Most of America’s cities rely on a half-dozen species for the majority of their street and park trees. But there are so many more kinds of trees that you could plant and grow. In North America alone, there are 11,000 tree species, according to Dr. Andrew Koeser, a University of Florida associate professor of environmental horticulture.
dr Koeser told participants at the UF Urban Landscape Summit in April that it’s important to plant lots of different kinds of trees in cities so they survive and to increase wildlife habitat, among other reasons.
If you look at Florida, only 10 species make up 63% of Tampa’s inland urban forest, and a similar pattern can be found in other Florida municipalities. But if you plan different types of trees in urban areas, you can reduce maintenance costs and infrastructure damage.
“A lack of species diversity sets the stage for tree loss in the face of diseases or pests that prey on certain trees,” stated Dr. Koeser a faculty member at the UF/IFAS Gulf Coast Research and Education Center, in a news release.
For example, in Florida, palm trees are often an iconic and abundant feature of the state’s urban areas. Lethal bronzing, which affects a wide range of palms — but is particularly devastating to date palms — is infecting palms throughout the state. Mass plantings of the same species over and over again can be particularly hard hit by lethal bronzing, as it has spread to about 30 of Florida’s 67 counties.

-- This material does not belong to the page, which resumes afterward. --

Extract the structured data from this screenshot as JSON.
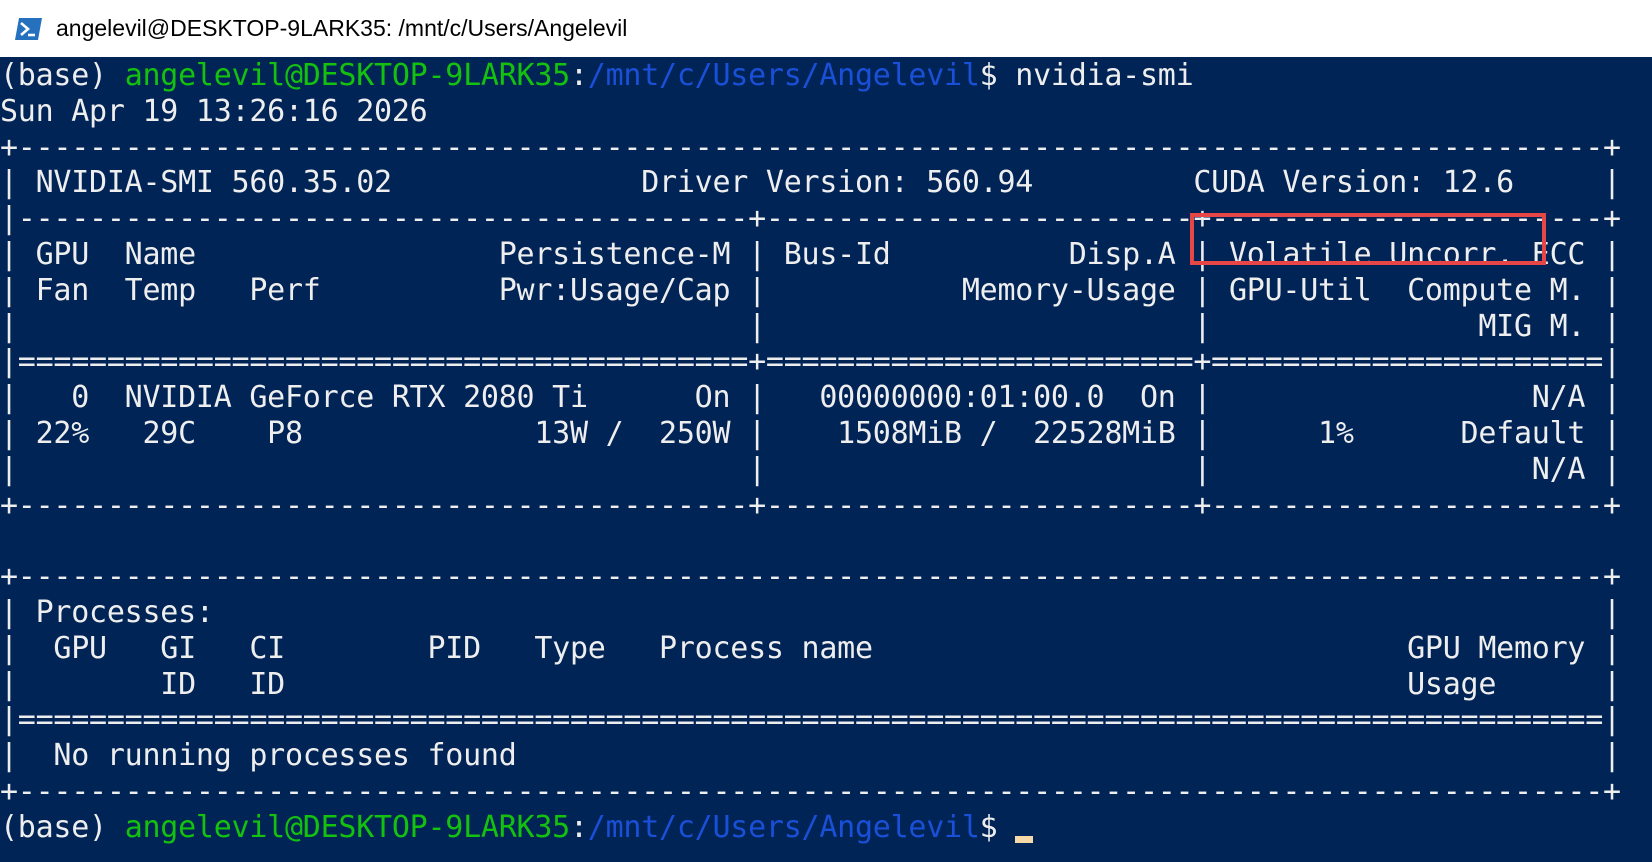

In response to a question about the state’s use of mostly palm trees at interstate highway interchanges, Dr. Koeser responded he has worked with the Florida Department of Transportation on its tree maintenance efforts, but was not involved in the initial establishment of their roadside plantings.
“There is a balance that needs to be struck between design aesthetics and diversity,” he stated in an email. “As we continue our efforts we will continue to reach out to landscape architects to show them the risks associated with the continued use of large blocks of the same species.
“This dependence on a small subset of trees is largely driven by market forces, public policy and a lack of familiarity surrounding underused tree species,” Dr. Koeser stated in the release. “This often results in tree loss and reductions in the air filtering and shading services they provide.”
Other losses include:
•Removing trees. With tree loss can come loss of canopy, which translates to an increase in problems like urban heat island effect as well as stormwater flooding.
•Reduced access to greenspace, which is necessary for human health and wellbeing.
To bring different kinds of tree species to cities, Dr. Koeser and a colleague from Iowa State University are working with a $50,000 US Department of Agriculture grant to learn how urban areas across the country use various tree species.
dr Koeser and Grant Thompson, an assistant professor at Iowa State, along with a set of national collaborators, are conducting focus groups. Also, they’re interviewing tree growers, landscape architects, urban foresters, governmental authorities and representatives of government and nonprofit organizations from across the United States.